### [What is required]
Set down each line of the data exactly, but not the pictures.

### [Data items]
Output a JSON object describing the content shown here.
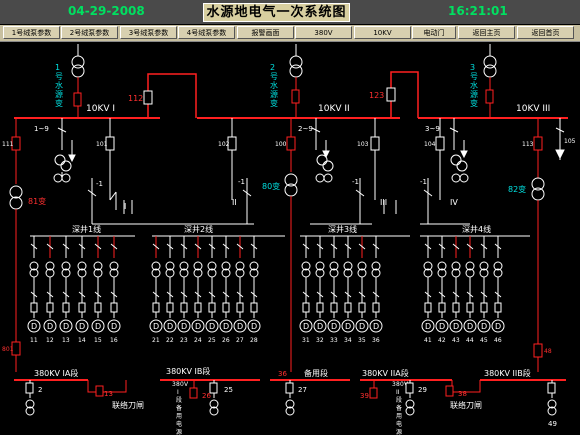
{
  "header": {
    "date": "04-29-2008",
    "time": "16:21:01",
    "title": "水源地电气一次系统图"
  },
  "nav": [
    "1号绒泵参数",
    "2号绒泵参数",
    "3号绒泵参数",
    "4号绒泵参数",
    "报警画面",
    "380V",
    "10KV",
    "电动门",
    "返回主页",
    "返回首页"
  ],
  "colors": {
    "line": "#ffffff",
    "energized": "#ff2020",
    "label_cyan": "#00e0e0",
    "label_red": "#ff3030",
    "background": "#000000",
    "nav_bg": "#c8c0a0"
  },
  "diagram": {
    "transformers": {
      "t1": "1号水源变",
      "t2": "2号水源变",
      "t3": "3号水源变",
      "t1_chars": [
        "1",
        "号",
        "水",
        "源",
        "变"
      ],
      "t2_chars": [
        "2",
        "号",
        "水",
        "源",
        "变"
      ],
      "t3_chars": [
        "3",
        "号",
        "水",
        "源",
        "变"
      ]
    },
    "buses_10kv": [
      "10KV I",
      "10KV II",
      "10KV III"
    ],
    "tie_switches": [
      "112",
      "123"
    ],
    "pt_labels": [
      "1~9",
      "2~9",
      "3~9",
      "105"
    ],
    "feeders": [
      "111",
      "101",
      "102",
      "100",
      "103",
      "104",
      "113"
    ],
    "small_transformers": [
      "81变",
      "80变",
      "82变"
    ],
    "section_marks": [
      "-1",
      "-1",
      "-1",
      "-1"
    ],
    "roman": [
      "I",
      "II",
      "III",
      "IV"
    ],
    "well_groups": [
      "深井1线",
      "深井2线",
      "深井3线",
      "深井4线"
    ],
    "pump_numbers": [
      "11",
      "12",
      "13",
      "14",
      "15",
      "16",
      "21",
      "22",
      "23",
      "24",
      "25",
      "26",
      "27",
      "28",
      "31",
      "32",
      "33",
      "34",
      "35",
      "36",
      "41",
      "42",
      "43",
      "44",
      "45",
      "46"
    ],
    "feeder_breakers": [
      "801",
      "48"
    ],
    "lv_buses": [
      "380KV IA段",
      "380KV IB段",
      "备用段",
      "380KV IIA段",
      "380KV IIB段"
    ],
    "lv_bus_ib_chars": [
      "3",
      "8",
      "0",
      "V",
      "I",
      "段",
      "备",
      "用",
      "电",
      "源"
    ],
    "lv_bus_ii_chars": [
      "3",
      "8",
      "0",
      "V",
      "II",
      "段",
      "备",
      "用",
      "电",
      "源"
    ],
    "lv_feeders": [
      "2",
      "13",
      "25",
      "26",
      "27",
      "39",
      "29",
      "38",
      "49",
      "36"
    ],
    "tie_labels": [
      "联络刀闸",
      "联络刀闸"
    ]
  }
}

### [Task output]
Output a JSON object describing the content shown here.
{
  "header": {
    "date": "04-29-2008",
    "time": "16:21:01",
    "title": "水源地电气一次系统图"
  },
  "nav": [
    "1号绒泵参数",
    "2号绒泵参数",
    "3号绒泵参数",
    "4号绒泵参数",
    "报警画面",
    "380V",
    "10KV",
    "电动门",
    "返回主页",
    "返回首页"
  ],
  "colors": {
    "line": "#ffffff",
    "energized": "#ff2020",
    "label_cyan": "#00e0e0",
    "label_red": "#ff3030",
    "background": "#000000",
    "nav_bg": "#c8c0a0"
  },
  "diagram": {
    "transformers": {
      "t1": "1号水源变",
      "t2": "2号水源变",
      "t3": "3号水源变",
      "t1_chars": [
        "1",
        "号",
        "水",
        "源",
        "变"
      ],
      "t2_chars": [
        "2",
        "号",
        "水",
        "源",
        "变"
      ],
      "t3_chars": [
        "3",
        "号",
        "水",
        "源",
        "变"
      ]
    },
    "buses_10kv": [
      "10KV I",
      "10KV II",
      "10KV III"
    ],
    "tie_switches": [
      "112",
      "123"
    ],
    "pt_labels": [
      "1~9",
      "2~9",
      "3~9",
      "105"
    ],
    "feeders": [
      "111",
      "101",
      "102",
      "100",
      "103",
      "104",
      "113"
    ],
    "small_transformers": [
      "81变",
      "80变",
      "82变"
    ],
    "section_marks": [
      "-1",
      "-1",
      "-1",
      "-1"
    ],
    "roman": [
      "I",
      "II",
      "III",
      "IV"
    ],
    "well_groups": [
      "深井1线",
      "深井2线",
      "深井3线",
      "深井4线"
    ],
    "pump_numbers": [
      "11",
      "12",
      "13",
      "14",
      "15",
      "16",
      "21",
      "22",
      "23",
      "24",
      "25",
      "26",
      "27",
      "28",
      "31",
      "32",
      "33",
      "34",
      "35",
      "36",
      "41",
      "42",
      "43",
      "44",
      "45",
      "46"
    ],
    "feeder_breakers": [
      "801",
      "48"
    ],
    "lv_buses": [
      "380KV IA段",
      "380KV IB段",
      "备用段",
      "380KV IIA段",
      "380KV IIB段"
    ],
    "lv_bus_ib_chars": [
      "3",
      "8",
      "0",
      "V",
      "I",
      "段",
      "备",
      "用",
      "电",
      "源"
    ],
    "lv_bus_ii_chars": [
      "3",
      "8",
      "0",
      "V",
      "II",
      "段",
      "备",
      "用",
      "电",
      "源"
    ],
    "lv_feeders": [
      "2",
      "13",
      "25",
      "26",
      "27",
      "39",
      "29",
      "38",
      "49",
      "36"
    ],
    "tie_labels": [
      "联络刀闸",
      "联络刀闸"
    ]
  }
}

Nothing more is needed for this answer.